TASK PROMPT:
Look over the entries and say how many lines include the word "terminal". Only the number, please.

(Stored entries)

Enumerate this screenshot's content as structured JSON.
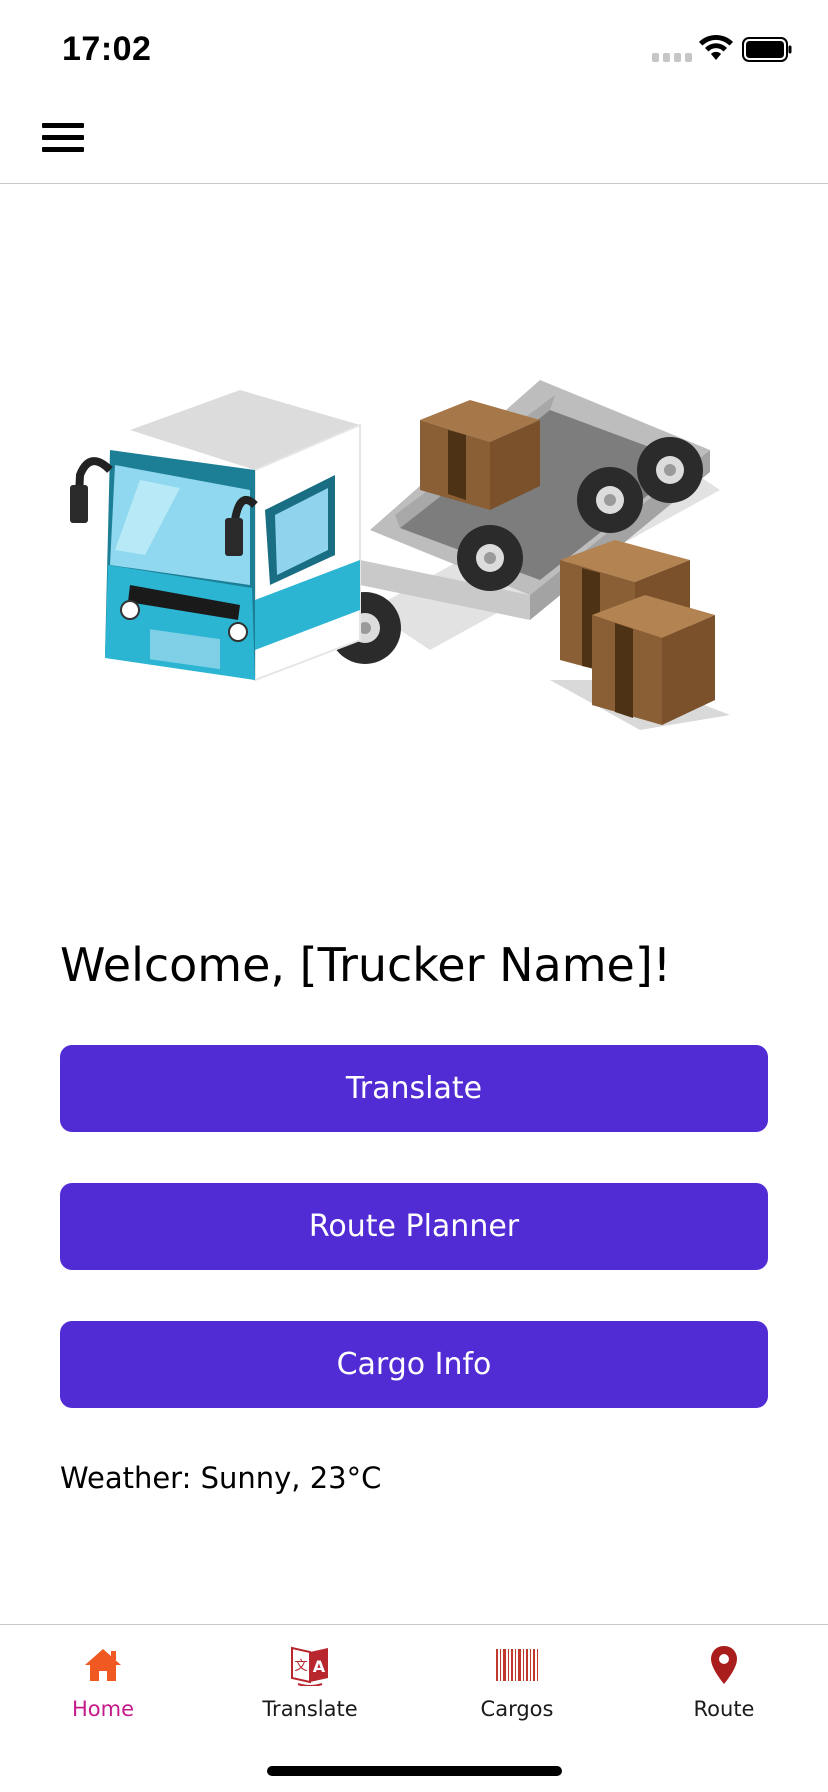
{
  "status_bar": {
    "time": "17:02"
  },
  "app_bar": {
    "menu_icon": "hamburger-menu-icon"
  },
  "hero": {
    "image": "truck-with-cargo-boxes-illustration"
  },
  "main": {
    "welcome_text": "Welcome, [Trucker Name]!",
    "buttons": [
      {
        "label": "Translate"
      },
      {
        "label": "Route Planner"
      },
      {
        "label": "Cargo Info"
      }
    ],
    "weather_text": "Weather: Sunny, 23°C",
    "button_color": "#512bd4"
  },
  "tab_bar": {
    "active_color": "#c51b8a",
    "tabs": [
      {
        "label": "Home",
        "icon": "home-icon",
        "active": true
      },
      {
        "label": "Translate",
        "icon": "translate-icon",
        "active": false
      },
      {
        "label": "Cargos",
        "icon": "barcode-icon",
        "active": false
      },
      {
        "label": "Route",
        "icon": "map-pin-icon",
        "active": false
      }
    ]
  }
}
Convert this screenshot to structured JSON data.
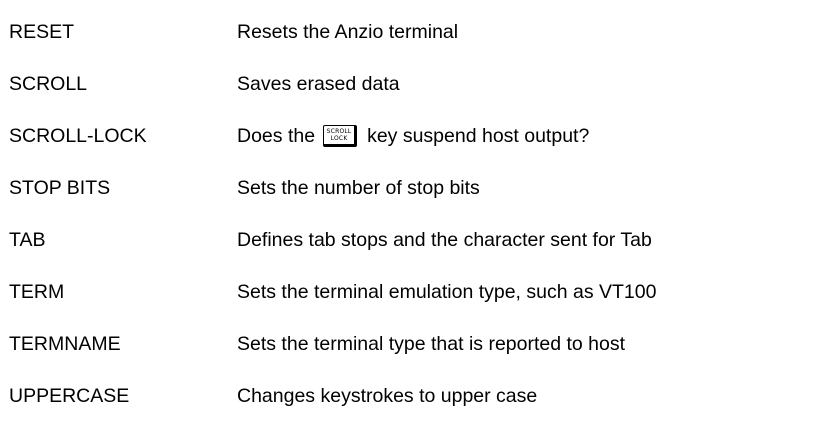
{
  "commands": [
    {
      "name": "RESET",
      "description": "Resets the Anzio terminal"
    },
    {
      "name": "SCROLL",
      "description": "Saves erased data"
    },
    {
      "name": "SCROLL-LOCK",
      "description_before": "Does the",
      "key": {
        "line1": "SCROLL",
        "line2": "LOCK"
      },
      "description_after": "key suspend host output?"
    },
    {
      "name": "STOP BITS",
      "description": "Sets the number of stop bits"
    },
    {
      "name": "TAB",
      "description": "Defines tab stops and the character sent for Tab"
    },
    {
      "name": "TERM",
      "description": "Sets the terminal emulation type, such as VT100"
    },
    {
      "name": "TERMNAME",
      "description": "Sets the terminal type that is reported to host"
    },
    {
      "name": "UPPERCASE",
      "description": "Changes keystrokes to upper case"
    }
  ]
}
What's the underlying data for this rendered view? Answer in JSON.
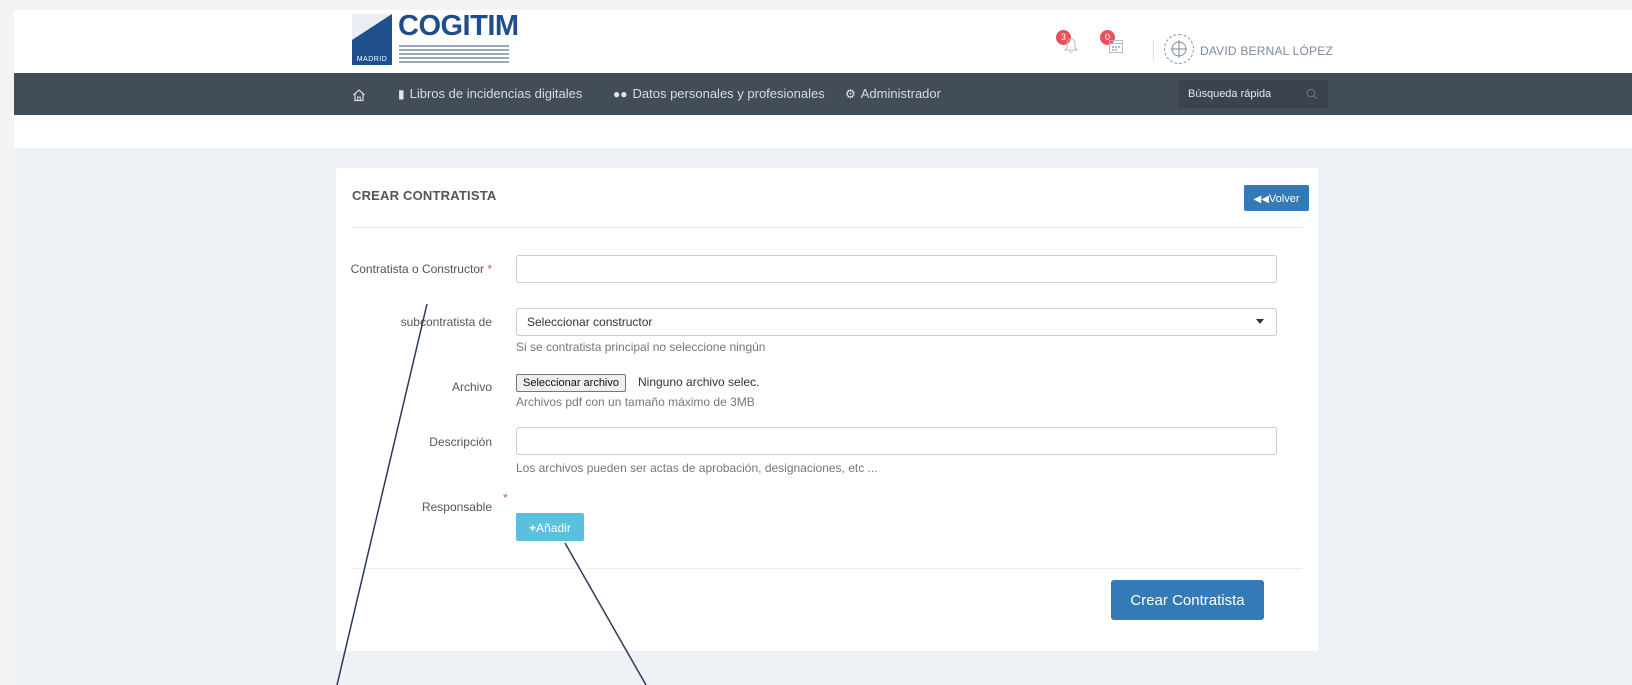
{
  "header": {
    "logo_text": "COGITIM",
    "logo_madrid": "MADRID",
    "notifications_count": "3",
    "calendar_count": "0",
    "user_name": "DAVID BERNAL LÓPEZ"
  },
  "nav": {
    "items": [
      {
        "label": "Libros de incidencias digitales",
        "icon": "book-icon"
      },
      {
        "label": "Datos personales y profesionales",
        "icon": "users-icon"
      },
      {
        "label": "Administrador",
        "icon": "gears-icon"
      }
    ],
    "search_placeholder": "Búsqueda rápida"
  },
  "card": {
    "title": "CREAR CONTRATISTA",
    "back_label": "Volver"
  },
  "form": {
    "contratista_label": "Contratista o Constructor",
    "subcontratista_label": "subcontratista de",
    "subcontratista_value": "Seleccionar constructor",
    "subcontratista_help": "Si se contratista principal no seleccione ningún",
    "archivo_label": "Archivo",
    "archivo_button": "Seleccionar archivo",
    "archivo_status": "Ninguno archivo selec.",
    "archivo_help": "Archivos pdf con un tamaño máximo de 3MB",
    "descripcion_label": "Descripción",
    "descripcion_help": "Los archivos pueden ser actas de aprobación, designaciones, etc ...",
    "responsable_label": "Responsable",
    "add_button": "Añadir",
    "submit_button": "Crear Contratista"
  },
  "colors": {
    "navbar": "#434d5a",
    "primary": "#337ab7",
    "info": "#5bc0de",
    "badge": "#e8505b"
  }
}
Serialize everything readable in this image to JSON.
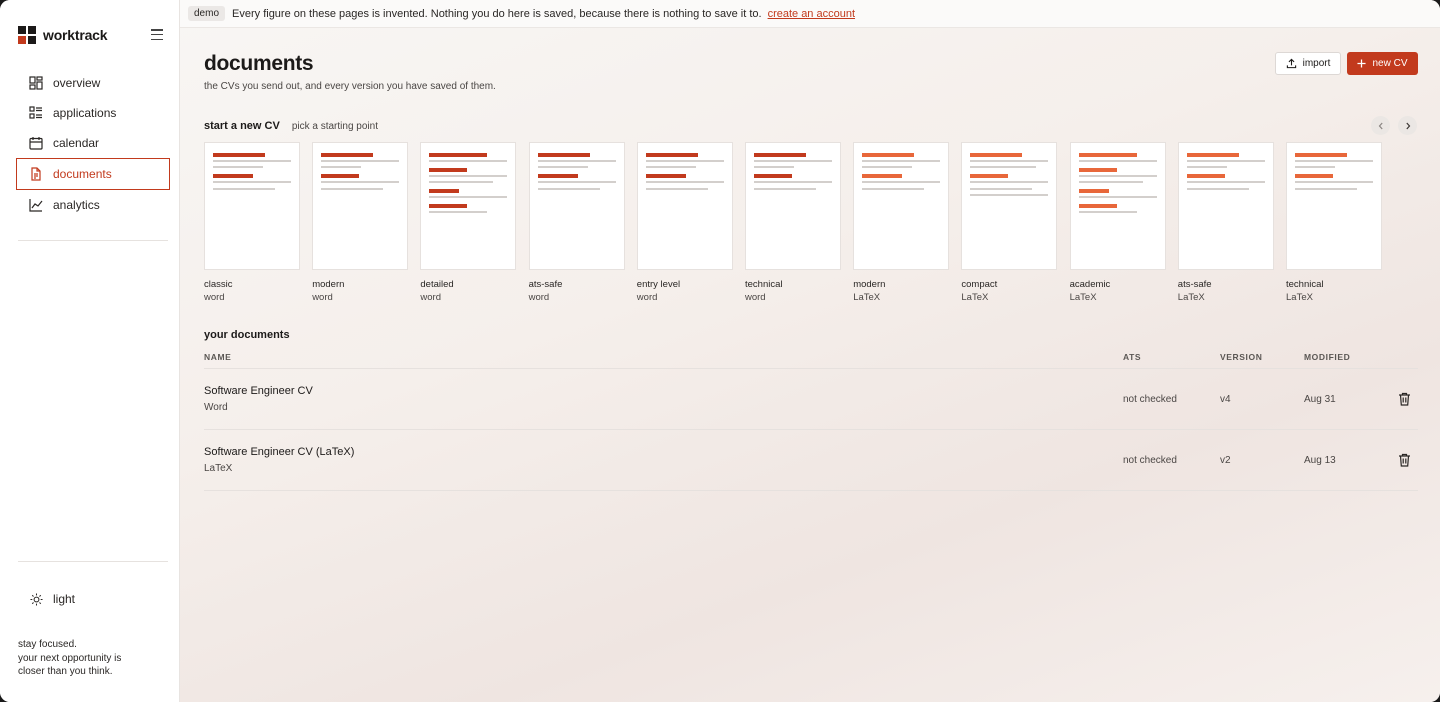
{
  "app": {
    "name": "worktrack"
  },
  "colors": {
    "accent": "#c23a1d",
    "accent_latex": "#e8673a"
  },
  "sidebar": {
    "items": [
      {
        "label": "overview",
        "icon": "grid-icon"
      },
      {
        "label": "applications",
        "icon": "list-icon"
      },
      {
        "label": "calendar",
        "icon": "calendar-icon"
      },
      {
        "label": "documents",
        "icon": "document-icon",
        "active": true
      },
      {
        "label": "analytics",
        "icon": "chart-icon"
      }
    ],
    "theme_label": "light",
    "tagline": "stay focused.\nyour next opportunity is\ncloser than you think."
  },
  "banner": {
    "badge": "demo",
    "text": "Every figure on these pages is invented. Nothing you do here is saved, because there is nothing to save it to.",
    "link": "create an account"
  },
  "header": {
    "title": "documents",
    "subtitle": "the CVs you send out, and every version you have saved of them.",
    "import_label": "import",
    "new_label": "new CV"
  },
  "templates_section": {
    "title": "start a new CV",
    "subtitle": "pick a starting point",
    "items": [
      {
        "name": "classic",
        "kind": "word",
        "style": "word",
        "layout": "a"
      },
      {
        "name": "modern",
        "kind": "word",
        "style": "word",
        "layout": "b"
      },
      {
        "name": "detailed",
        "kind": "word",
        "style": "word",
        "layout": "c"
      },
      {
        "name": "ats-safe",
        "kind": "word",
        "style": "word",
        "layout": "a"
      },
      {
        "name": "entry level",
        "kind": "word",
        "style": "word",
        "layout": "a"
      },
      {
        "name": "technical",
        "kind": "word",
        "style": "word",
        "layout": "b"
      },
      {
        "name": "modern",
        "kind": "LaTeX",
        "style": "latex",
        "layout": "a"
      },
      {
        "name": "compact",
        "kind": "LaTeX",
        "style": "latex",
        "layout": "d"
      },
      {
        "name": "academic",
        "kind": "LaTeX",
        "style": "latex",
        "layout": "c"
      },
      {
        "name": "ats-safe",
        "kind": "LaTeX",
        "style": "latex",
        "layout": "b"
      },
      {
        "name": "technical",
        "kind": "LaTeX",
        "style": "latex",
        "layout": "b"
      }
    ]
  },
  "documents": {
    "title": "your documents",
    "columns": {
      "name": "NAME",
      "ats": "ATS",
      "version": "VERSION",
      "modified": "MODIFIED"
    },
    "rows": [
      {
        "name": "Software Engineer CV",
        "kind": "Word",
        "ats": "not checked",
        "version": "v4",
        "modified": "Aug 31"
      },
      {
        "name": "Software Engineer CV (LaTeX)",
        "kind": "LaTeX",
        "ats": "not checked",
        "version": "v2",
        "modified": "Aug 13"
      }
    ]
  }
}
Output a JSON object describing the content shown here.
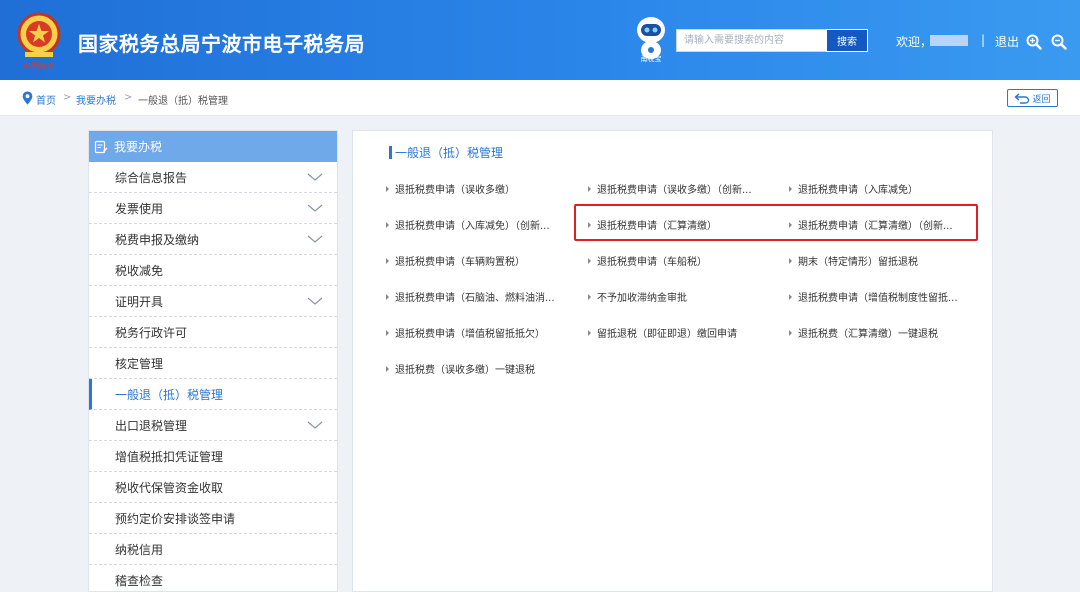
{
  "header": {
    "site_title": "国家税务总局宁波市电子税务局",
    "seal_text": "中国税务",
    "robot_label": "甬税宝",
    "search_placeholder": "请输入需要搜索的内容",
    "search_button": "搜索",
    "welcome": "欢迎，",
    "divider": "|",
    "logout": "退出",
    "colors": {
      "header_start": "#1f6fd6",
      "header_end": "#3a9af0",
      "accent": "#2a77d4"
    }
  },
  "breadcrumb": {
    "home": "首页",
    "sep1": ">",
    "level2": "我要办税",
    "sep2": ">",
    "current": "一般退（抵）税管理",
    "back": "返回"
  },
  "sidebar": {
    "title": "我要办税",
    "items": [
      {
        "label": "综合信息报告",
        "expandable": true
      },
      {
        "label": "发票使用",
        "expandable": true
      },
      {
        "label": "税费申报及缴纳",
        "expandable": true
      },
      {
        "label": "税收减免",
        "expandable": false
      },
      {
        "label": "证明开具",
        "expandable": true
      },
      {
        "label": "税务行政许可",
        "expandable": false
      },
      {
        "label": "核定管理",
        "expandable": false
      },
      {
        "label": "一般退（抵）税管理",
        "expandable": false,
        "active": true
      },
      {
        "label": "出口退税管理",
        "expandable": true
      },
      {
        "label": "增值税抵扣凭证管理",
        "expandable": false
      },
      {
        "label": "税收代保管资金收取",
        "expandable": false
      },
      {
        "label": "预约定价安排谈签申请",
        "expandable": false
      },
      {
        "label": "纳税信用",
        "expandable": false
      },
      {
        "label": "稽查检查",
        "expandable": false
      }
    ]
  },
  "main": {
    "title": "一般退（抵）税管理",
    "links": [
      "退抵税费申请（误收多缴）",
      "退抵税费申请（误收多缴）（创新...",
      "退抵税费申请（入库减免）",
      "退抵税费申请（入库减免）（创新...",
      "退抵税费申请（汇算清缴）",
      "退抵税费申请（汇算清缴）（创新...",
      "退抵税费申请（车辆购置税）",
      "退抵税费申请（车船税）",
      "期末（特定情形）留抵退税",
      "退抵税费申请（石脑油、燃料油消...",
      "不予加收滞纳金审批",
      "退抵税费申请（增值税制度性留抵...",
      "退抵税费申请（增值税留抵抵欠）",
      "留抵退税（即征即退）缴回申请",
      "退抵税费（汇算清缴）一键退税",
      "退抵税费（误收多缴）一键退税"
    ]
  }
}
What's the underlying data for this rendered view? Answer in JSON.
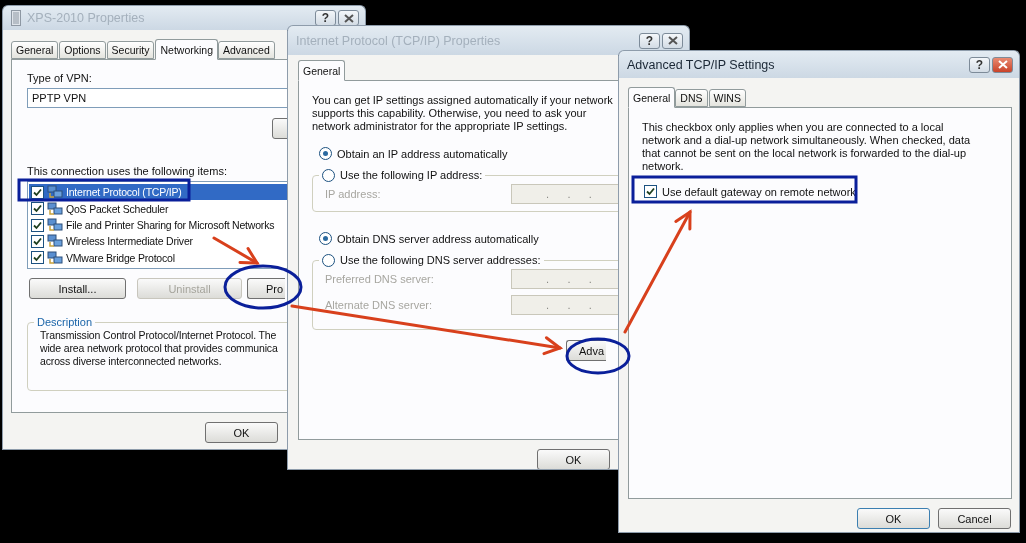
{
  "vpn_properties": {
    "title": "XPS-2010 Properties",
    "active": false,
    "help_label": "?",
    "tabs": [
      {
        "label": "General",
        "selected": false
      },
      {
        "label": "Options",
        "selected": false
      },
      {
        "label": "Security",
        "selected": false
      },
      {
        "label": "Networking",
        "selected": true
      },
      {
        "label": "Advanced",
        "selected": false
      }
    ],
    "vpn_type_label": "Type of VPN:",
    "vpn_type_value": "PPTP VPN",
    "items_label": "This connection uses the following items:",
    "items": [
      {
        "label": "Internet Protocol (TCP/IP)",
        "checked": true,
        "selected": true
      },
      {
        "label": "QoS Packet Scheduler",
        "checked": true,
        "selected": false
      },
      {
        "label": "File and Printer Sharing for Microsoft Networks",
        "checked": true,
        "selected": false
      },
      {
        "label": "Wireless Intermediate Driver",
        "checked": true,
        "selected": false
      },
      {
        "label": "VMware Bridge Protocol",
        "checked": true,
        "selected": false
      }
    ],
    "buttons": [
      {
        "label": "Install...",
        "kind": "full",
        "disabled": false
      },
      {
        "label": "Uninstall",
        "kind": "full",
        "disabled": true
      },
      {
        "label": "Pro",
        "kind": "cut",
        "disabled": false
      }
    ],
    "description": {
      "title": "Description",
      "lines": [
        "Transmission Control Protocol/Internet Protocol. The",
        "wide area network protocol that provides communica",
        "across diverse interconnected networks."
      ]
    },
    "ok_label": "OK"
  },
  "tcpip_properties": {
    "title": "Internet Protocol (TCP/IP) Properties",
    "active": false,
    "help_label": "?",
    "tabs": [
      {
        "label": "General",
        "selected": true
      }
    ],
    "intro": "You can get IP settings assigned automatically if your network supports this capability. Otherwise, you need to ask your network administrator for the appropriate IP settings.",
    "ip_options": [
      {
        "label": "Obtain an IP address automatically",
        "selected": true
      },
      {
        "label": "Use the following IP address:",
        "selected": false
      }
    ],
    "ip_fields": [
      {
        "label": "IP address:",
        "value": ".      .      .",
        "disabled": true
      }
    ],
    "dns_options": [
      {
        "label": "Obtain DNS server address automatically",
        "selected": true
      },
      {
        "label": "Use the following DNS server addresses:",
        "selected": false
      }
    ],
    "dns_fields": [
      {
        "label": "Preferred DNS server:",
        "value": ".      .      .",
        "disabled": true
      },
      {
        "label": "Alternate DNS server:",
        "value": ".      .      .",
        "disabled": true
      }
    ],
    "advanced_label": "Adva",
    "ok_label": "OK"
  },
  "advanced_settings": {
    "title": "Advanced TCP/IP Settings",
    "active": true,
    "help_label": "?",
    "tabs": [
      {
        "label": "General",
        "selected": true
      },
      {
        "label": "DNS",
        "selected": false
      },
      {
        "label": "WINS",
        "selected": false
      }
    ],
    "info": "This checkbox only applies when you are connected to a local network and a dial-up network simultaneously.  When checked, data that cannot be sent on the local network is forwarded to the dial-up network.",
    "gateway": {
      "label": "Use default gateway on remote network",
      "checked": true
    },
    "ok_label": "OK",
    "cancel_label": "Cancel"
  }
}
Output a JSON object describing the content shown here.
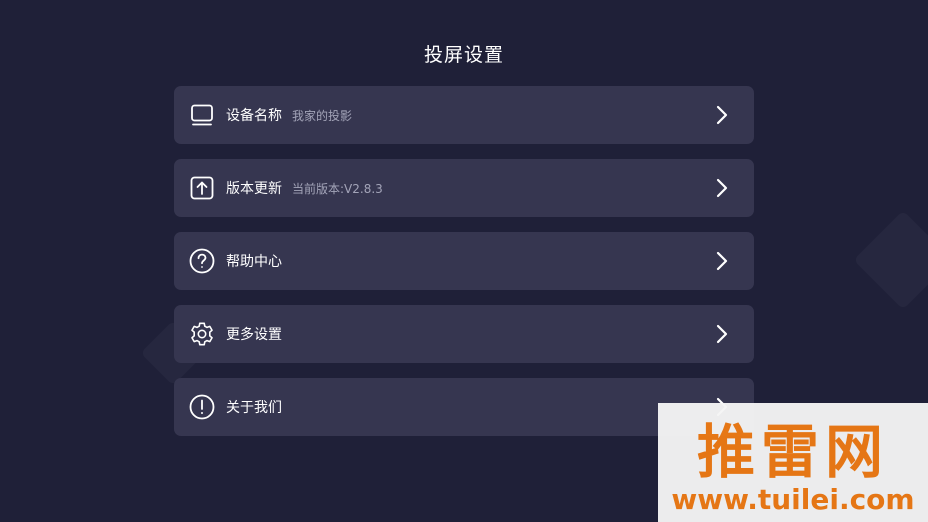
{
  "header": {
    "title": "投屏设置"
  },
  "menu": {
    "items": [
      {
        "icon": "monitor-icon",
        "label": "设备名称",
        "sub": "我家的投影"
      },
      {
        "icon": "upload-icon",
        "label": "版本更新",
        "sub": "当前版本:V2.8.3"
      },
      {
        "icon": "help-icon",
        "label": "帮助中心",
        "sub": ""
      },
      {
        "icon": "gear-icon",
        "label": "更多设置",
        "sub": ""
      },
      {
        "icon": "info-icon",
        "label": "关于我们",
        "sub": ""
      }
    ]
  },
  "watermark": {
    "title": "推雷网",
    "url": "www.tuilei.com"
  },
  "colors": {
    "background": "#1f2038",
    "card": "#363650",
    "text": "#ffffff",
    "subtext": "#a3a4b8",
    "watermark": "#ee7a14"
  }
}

SOLUTION TO THIS PROBLEM:
3